Officials in Floyd County have fired their election manager over the matter, local media reported on Thursday.
What did Mr Biden say?
He was speaking after a virtual meeting with governors, including Democrats and Republicans, about the coronavirus crisis on Thursday.
Asked about Mr Trump's lack of concession, Mr Biden said the president was sending "incredibly damaging messages... to the rest of the world about how democracy functions" and that he would be remembered "as being one of the most irresponsible presidents in American history".
"It's hard to fathom how this man thinks," he continued, adding: "It's just outrageous what he's doing."
Of the election result, the president-elect - who is due to take office in January - said: "The vast majority of people believe it's legitimate."
Republican Senator Mitt Romney, who lost to Barack Obama in 2012, echoed Mr Biden in a tweet, slamming Mr Trump's "overt pressure on state and local officials to subvert the will of the people and overturn the election".

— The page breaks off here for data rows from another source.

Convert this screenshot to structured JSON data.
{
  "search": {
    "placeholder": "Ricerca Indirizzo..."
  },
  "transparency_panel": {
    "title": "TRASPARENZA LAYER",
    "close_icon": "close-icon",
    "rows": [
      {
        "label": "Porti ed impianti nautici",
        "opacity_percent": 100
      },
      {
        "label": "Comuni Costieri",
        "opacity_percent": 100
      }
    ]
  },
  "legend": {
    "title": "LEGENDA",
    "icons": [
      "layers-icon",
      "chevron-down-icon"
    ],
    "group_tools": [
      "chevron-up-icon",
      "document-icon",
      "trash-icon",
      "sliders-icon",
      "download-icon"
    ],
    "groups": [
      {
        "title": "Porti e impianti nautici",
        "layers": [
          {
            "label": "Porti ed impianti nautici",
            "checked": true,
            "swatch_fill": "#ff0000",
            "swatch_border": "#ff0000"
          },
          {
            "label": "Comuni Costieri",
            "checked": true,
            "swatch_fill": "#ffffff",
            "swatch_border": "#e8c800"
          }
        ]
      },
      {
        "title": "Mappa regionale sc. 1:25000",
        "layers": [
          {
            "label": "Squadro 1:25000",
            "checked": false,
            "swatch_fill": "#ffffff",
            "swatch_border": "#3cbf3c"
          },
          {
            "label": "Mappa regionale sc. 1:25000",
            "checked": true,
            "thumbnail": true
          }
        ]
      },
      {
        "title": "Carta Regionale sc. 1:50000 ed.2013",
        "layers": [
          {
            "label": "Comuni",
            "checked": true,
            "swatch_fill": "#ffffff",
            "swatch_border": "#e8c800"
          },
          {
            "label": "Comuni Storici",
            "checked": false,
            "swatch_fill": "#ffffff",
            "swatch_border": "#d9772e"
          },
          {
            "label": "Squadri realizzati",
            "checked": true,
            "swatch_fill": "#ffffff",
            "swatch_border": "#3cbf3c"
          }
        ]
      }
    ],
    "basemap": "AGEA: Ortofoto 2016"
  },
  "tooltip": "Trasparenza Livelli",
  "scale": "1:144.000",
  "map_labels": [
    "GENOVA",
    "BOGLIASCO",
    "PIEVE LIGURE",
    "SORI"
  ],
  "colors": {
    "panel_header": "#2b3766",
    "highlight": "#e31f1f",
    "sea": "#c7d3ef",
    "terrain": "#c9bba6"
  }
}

"It is difficult to imagine a worse, more undemocratic action by a sitting American President," he wrote.
What of the legal challenges?
Republicans lost their final lawsuit in Georgia as a court rejected their effort to block the results' certification, which happened on Friday. The judge who dismissed the case was appointed by Mr Trump last year.
In Arizona, a judge rejected a lawsuit filed last week by the state Republican Party seeking a new audit of ballots in Maricopa County, home to Phoenix - the state capital and largest city.
In Pennsylvania, the Trump campaign lost their bid in state court to throw out more than 2,000 postal ballots.
At a Thursday briefing, Mr Trump's lawyer Rudy Giuliani continued to lay out unsubstantiated conspiracy theories and accusations of electoral fraud.
He railed against the reporting of his team's legal challenges, saying the media had shown an "irrational pathological hatred for the president".
Mr Giuliani also said the campaign was withdrawing its last remaining lawsuit in Michigan. He said it had achieved its aim of stopping the certification of the result in one key county.
However, the vice-chairman of Wayne County's canvassing board said an attempt by its two Republican members to rescind their earlier certification of the result was invalid, and the certification was binding.
One of the Republicans said Mr Trump had called her personally after the vote had been certified "to make sure I was safe".
Mr Biden won the county by a huge margin, according to unofficial results, and prevailed in Michigan by about 146,000 votes.
What could Trump's next move be?
One possibility that US media are speculating on is that he will try to get Republican-friendly state legislatures in key states to override the choice of voters and instead select members of the US Electoral College who would be favourable to the president.
Mr Trump has invited Michigan's Republican lawmakers to the White House on Friday, hinting at a possible change in tactics.
Instead of winning by direct popular vote, a US president must accumulate a majority of "electors" that each state is designated according to its congressional representation.
Most states determine these based on who won the popular vote there.
But federal law says statehouse legislators have the power to pick electors if the state has "failed to make a choice".
This would appear a long shot as no evidence of electoral fraud has been shown and to potentially disenfranchise millions of voters would spark uproar.
Reuters news agency quoted one source familiar with the Trump strategy as saying it was now a "more targeted approach towards getting the legislators engaged".
But one of the Michigan lawmakers going to the White House, Mike Shirkey, said earlier this week that the legislature appointing electors was "not going to happen".